» Data:
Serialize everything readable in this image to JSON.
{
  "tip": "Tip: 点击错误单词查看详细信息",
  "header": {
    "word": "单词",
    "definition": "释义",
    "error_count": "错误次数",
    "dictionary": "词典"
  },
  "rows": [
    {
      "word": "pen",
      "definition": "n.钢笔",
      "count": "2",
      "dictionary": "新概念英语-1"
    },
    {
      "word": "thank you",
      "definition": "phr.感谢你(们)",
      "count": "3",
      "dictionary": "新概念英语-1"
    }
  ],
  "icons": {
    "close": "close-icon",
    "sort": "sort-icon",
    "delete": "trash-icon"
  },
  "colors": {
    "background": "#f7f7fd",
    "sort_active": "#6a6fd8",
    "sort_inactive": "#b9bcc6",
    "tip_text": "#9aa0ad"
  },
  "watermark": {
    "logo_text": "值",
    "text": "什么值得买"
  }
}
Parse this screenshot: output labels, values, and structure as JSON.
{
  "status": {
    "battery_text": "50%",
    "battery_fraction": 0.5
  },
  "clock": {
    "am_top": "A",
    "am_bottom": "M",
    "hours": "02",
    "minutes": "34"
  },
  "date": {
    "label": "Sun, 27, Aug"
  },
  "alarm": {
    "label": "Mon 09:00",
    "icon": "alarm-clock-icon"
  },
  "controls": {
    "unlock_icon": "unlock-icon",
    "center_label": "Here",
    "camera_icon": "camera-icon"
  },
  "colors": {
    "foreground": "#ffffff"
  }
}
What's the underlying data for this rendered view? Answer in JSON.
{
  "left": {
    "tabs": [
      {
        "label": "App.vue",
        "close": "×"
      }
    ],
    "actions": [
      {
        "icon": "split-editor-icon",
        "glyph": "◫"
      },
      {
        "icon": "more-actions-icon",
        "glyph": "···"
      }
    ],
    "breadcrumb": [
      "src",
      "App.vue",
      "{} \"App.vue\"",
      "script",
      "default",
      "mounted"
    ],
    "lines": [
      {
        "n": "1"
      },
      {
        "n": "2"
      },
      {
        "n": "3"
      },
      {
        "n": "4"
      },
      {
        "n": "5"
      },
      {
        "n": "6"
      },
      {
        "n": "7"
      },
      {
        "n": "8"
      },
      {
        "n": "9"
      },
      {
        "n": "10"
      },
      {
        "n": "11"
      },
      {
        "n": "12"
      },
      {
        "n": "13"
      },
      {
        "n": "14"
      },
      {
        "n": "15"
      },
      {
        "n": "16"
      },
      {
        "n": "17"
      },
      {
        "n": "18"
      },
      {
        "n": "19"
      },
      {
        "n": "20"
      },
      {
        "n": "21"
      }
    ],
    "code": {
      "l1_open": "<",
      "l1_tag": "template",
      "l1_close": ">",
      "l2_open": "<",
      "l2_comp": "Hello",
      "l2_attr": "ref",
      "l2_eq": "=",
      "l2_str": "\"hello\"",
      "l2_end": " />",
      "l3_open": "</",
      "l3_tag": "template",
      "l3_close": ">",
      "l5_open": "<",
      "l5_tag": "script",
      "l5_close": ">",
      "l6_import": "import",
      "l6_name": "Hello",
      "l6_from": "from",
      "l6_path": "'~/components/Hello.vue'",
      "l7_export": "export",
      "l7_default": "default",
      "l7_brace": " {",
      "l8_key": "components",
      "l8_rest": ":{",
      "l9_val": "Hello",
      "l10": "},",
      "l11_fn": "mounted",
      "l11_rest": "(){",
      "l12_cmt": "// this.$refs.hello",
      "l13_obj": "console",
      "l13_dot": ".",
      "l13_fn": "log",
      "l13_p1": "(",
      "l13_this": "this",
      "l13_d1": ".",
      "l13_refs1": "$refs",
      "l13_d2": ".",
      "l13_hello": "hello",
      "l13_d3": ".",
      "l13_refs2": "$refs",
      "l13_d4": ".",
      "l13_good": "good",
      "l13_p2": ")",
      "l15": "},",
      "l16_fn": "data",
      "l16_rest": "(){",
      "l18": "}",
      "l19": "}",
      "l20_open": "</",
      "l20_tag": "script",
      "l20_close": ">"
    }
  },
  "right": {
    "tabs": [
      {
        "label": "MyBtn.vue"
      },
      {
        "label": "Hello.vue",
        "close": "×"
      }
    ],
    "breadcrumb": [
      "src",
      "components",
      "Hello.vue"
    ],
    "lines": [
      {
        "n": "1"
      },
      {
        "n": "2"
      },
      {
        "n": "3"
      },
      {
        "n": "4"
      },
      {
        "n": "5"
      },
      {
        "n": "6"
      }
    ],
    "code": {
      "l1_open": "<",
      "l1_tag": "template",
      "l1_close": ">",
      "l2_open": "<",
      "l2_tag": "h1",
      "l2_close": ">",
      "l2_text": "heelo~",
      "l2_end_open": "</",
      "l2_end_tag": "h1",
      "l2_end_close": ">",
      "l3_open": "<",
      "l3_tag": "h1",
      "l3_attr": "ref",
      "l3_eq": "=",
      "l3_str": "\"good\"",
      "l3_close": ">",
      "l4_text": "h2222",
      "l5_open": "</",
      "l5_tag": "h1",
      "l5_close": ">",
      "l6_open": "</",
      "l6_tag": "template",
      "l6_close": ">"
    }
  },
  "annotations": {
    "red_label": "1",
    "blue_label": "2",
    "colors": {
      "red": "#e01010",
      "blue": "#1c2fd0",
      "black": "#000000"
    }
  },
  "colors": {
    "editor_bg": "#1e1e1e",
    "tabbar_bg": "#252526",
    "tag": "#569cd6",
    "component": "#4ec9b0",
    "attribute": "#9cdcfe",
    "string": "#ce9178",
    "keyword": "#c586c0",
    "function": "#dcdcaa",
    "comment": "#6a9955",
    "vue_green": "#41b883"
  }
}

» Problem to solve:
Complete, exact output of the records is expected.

» Answer for the task:
Serialize everything readable in this image to JSON.
{
  "tip": "Tip: 点击错误单词查看详细信息",
  "header": {
    "word": "单词",
    "definition": "释义",
    "error_count": "错误次数",
    "dictionary": "词典"
  },
  "rows": [
    {
      "word": "pen",
      "definition": "n.钢笔",
      "count": "2",
      "dictionary": "新概念英语-1"
    },
    {
      "word": "thank you",
      "definition": "phr.感谢你(们)",
      "count": "3",
      "dictionary": "新概念英语-1"
    }
  ],
  "icons": {
    "close": "close-icon",
    "sort": "sort-icon",
    "delete": "trash-icon"
  },
  "colors": {
    "background": "#f7f7fd",
    "sort_active": "#6a6fd8",
    "sort_inactive": "#b9bcc6",
    "tip_text": "#9aa0ad"
  },
  "watermark": {
    "logo_text": "值",
    "text": "什么值得买"
  }
}
Parse this screenshot: output labels, values, and structure as JSON.
{
  "status": {
    "battery_text": "50%",
    "battery_fraction": 0.5
  },
  "clock": {
    "am_top": "A",
    "am_bottom": "M",
    "hours": "02",
    "minutes": "34"
  },
  "date": {
    "label": "Sun, 27, Aug"
  },
  "alarm": {
    "label": "Mon 09:00",
    "icon": "alarm-clock-icon"
  },
  "controls": {
    "unlock_icon": "unlock-icon",
    "center_label": "Here",
    "camera_icon": "camera-icon"
  },
  "colors": {
    "foreground": "#ffffff"
  }
}
What's the underlying data for this rendered view? Answer in JSON.
{
  "left": {
    "tabs": [
      {
        "label": "App.vue",
        "close": "×"
      }
    ],
    "actions": [
      {
        "icon": "split-editor-icon",
        "glyph": "◫"
      },
      {
        "icon": "more-actions-icon",
        "glyph": "···"
      }
    ],
    "breadcrumb": [
      "src",
      "App.vue",
      "{} \"App.vue\"",
      "script",
      "default",
      "mounted"
    ],
    "lines": [
      {
        "n": "1"
      },
      {
        "n": "2"
      },
      {
        "n": "3"
      },
      {
        "n": "4"
      },
      {
        "n": "5"
      },
      {
        "n": "6"
      },
      {
        "n": "7"
      },
      {
        "n": "8"
      },
      {
        "n": "9"
      },
      {
        "n": "10"
      },
      {
        "n": "11"
      },
      {
        "n": "12"
      },
      {
        "n": "13"
      },
      {
        "n": "14"
      },
      {
        "n": "15"
      },
      {
        "n": "16"
      },
      {
        "n": "17"
      },
      {
        "n": "18"
      },
      {
        "n": "19"
      },
      {
        "n": "20"
      },
      {
        "n": "21"
      }
    ],
    "code": {
      "l1_open": "<",
      "l1_tag": "template",
      "l1_close": ">",
      "l2_open": "<",
      "l2_comp": "Hello",
      "l2_attr": "ref",
      "l2_eq": "=",
      "l2_str": "\"hello\"",
      "l2_end": " />",
      "l3_open": "</",
      "l3_tag": "template",
      "l3_close": ">",
      "l5_open": "<",
      "l5_tag": "script",
      "l5_close": ">",
      "l6_import": "import",
      "l6_name": "Hello",
      "l6_from": "from",
      "l6_path": "'~/components/Hello.vue'",
      "l7_export": "export",
      "l7_default": "default",
      "l7_brace": " {",
      "l8_key": "components",
      "l8_rest": ":{",
      "l9_val": "Hello",
      "l10": "},",
      "l11_fn": "mounted",
      "l11_rest": "(){",
      "l12_cmt": "// this.$refs.hello",
      "l13_obj": "console",
      "l13_dot": ".",
      "l13_fn": "log",
      "l13_p1": "(",
      "l13_this": "this",
      "l13_d1": ".",
      "l13_refs1": "$refs",
      "l13_d2": ".",
      "l13_hello": "hello",
      "l13_d3": ".",
      "l13_refs2": "$refs",
      "l13_d4": ".",
      "l13_good": "good",
      "l13_p2": ")",
      "l15": "},",
      "l16_fn": "data",
      "l16_rest": "(){",
      "l18": "}",
      "l19": "}",
      "l20_open": "</",
      "l20_tag": "script",
      "l20_close": ">"
    }
  },
  "right": {
    "tabs": [
      {
        "label": "MyBtn.vue"
      },
      {
        "label": "Hello.vue",
        "close": "×"
      }
    ],
    "breadcrumb": [
      "src",
      "components",
      "Hello.vue"
    ],
    "lines": [
      {
        "n": "1"
      },
      {
        "n": "2"
      },
      {
        "n": "3"
      },
      {
        "n": "4"
      },
      {
        "n": "5"
      },
      {
        "n": "6"
      }
    ],
    "code": {
      "l1_open": "<",
      "l1_tag": "template",
      "l1_close": ">",
      "l2_open": "<",
      "l2_tag": "h1",
      "l2_close": ">",
      "l2_text": "heelo~",
      "l2_end_open": "</",
      "l2_end_tag": "h1",
      "l2_end_close": ">",
      "l3_open": "<",
      "l3_tag": "h1",
      "l3_attr": "ref",
      "l3_eq": "=",
      "l3_str": "\"good\"",
      "l3_close": ">",
      "l4_text": "h2222",
      "l5_open": "</",
      "l5_tag": "h1",
      "l5_close": ">",
      "l6_open": "</",
      "l6_tag": "template",
      "l6_close": ">"
    }
  },
  "annotations": {
    "red_label": "1",
    "blue_label": "2",
    "colors": {
      "red": "#e01010",
      "blue": "#1c2fd0",
      "black": "#000000"
    }
  },
  "colors": {
    "editor_bg": "#1e1e1e",
    "tabbar_bg": "#252526",
    "tag": "#569cd6",
    "component": "#4ec9b0",
    "attribute": "#9cdcfe",
    "string": "#ce9178",
    "keyword": "#c586c0",
    "function": "#dcdcaa",
    "comment": "#6a9955",
    "vue_green": "#41b883"
  }
}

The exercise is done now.